What is the number of lines in the entries that include the word "eller"? Respond with the number only.

================

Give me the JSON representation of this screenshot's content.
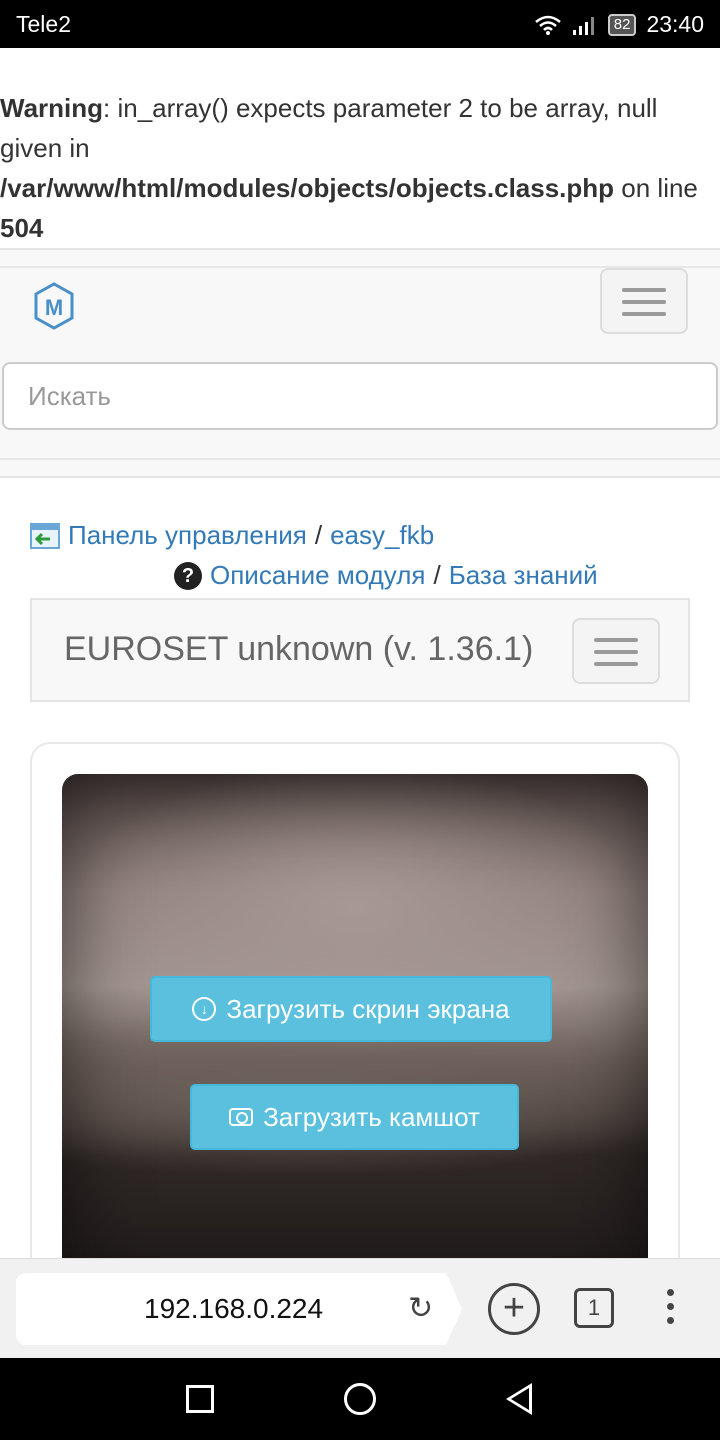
{
  "status_bar": {
    "carrier": "Tele2",
    "battery": "82",
    "time": "23:40"
  },
  "warning": {
    "label": "Warning",
    "text1": ": in_array() expects parameter 2 to be array, null given in",
    "path": "/var/www/html/modules/objects/objects.class.php",
    "text2": " on line ",
    "line": "504"
  },
  "navbar": {
    "logo_letter": "M",
    "search_placeholder": "Искать"
  },
  "breadcrumb": {
    "item1": "Панель управления",
    "sep": "/",
    "item2": "easy_fkb",
    "help_icon_glyph": "?",
    "link1": "Описание модуля",
    "link2": "База знаний"
  },
  "module_header": {
    "title": "EUROSET unknown (v. 1.36.1)"
  },
  "panel": {
    "btn_screenshot": "Загрузить скрин экрана",
    "btn_camshot": "Загрузить камшот"
  },
  "browser": {
    "url": "192.168.0.224",
    "tab_count": "1",
    "reload_glyph": "↻",
    "plus_glyph": "+"
  },
  "colors": {
    "link": "#337ab7",
    "info_button": "#5bc0de"
  }
}
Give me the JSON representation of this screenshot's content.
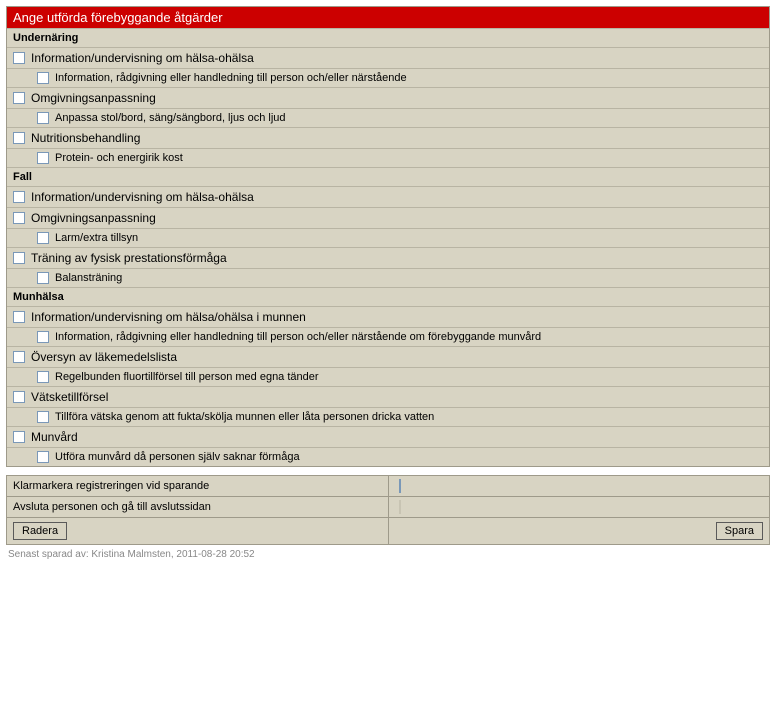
{
  "header": {
    "title": "Ange utförda förebyggande åtgärder"
  },
  "sections": {
    "undernaring": {
      "title": "Undernäring",
      "items": [
        {
          "label": "Information/undervisning om hälsa-ohälsa",
          "sub": [
            {
              "label": "Information, rådgivning eller handledning till person och/eller närstående"
            }
          ]
        },
        {
          "label": "Omgivningsanpassning",
          "sub": [
            {
              "label": "Anpassa stol/bord, säng/sängbord, ljus och ljud"
            }
          ]
        },
        {
          "label": "Nutritionsbehandling",
          "sub": [
            {
              "label": "Protein- och energirik kost"
            }
          ]
        }
      ]
    },
    "fall": {
      "title": "Fall",
      "items": [
        {
          "label": "Information/undervisning om hälsa-ohälsa",
          "sub": []
        },
        {
          "label": "Omgivningsanpassning",
          "sub": [
            {
              "label": "Larm/extra tillsyn"
            }
          ]
        },
        {
          "label": "Träning av fysisk prestationsförmåga",
          "sub": [
            {
              "label": "Balansträning"
            }
          ]
        }
      ]
    },
    "munhalsa": {
      "title": "Munhälsa",
      "items": [
        {
          "label": "Information/undervisning om hälsa/ohälsa i munnen",
          "sub": [
            {
              "label": "Information, rådgivning eller handledning till person och/eller närstående om förebyggande munvård"
            }
          ]
        },
        {
          "label": "Översyn av läkemedelslista",
          "sub": [
            {
              "label": "Regelbunden fluortillförsel till person med egna tänder"
            }
          ]
        },
        {
          "label": "Vätsketillförsel",
          "sub": [
            {
              "label": "Tillföra vätska genom att fukta/skölja munnen eller låta personen dricka vatten"
            }
          ]
        },
        {
          "label": "Munvård",
          "sub": [
            {
              "label": "Utföra munvård då personen själv saknar förmåga"
            }
          ]
        }
      ]
    }
  },
  "footer": {
    "option1": "Klarmarkera registreringen vid sparande",
    "option2": "Avsluta personen och gå till avslutssidan",
    "delete": "Radera",
    "save": "Spara"
  },
  "status": {
    "saved": "Senast sparad av: Kristina Malmsten, 2011-08-28 20:52"
  }
}
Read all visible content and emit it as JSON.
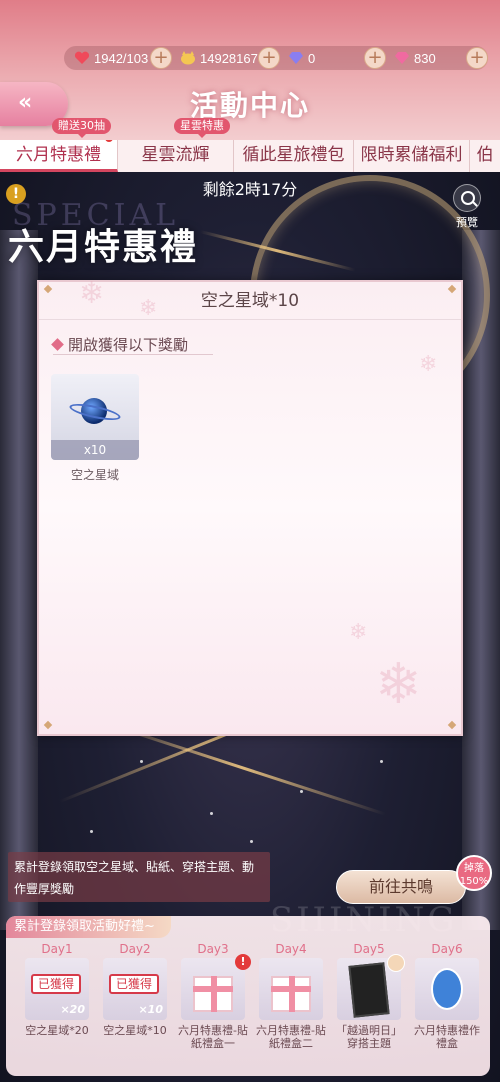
{
  "resources": {
    "stamina": "1942/103",
    "coins": "14928167",
    "diamonds_blue": "0",
    "diamonds_pink": "830"
  },
  "header": {
    "title": "活動中心"
  },
  "tabs": [
    {
      "label": "六月特惠禮",
      "badge": "贈送30抽",
      "active": true
    },
    {
      "label": "星雲流輝",
      "badge": "星雲特惠"
    },
    {
      "label": "循此星旅禮包"
    },
    {
      "label": "限時累儲福利"
    },
    {
      "label": "伯"
    }
  ],
  "event": {
    "timer": "剩餘2時17分",
    "bg_text": "SPECIAL",
    "title": "六月特惠禮",
    "preview_label": "預覽"
  },
  "modal": {
    "title": "空之星域*10",
    "section_label": "開啟獲得以下獎勵",
    "reward": {
      "name": "空之星域",
      "qty": "x10"
    }
  },
  "login": {
    "note": "累計登錄領取空之星域、貼紙、穿搭主題、動作豐厚獎勵",
    "go_button": "前往共鳴",
    "promo_badge": "掉落150%",
    "watermark": "SHINING"
  },
  "bottom": {
    "title": "累計登錄領取活動好禮~",
    "days": [
      {
        "label": "Day1",
        "name": "空之星域*20",
        "status": "已獲得",
        "qty": "×20"
      },
      {
        "label": "Day2",
        "name": "空之星域*10",
        "status": "已獲得",
        "qty": "×10"
      },
      {
        "label": "Day3",
        "name": "六月特惠禮-貼紙禮盒一"
      },
      {
        "label": "Day4",
        "name": "六月特惠禮-貼紙禮盒二"
      },
      {
        "label": "Day5",
        "name": "「越過明日」穿搭主題"
      },
      {
        "label": "Day6",
        "name": "六月特惠禮作禮盒"
      }
    ]
  },
  "colors": {
    "header_top": "#e07d88",
    "accent_red": "#e33a3a",
    "tab_text": "#8a3548"
  }
}
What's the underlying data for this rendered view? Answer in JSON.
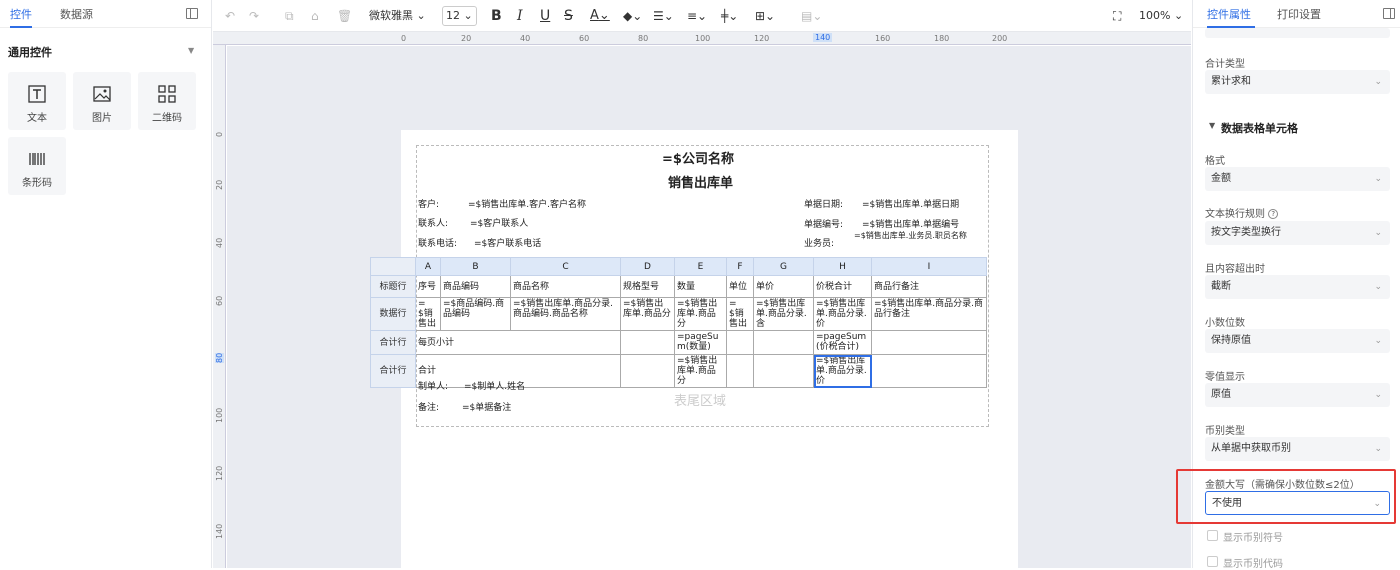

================

(Response box) 3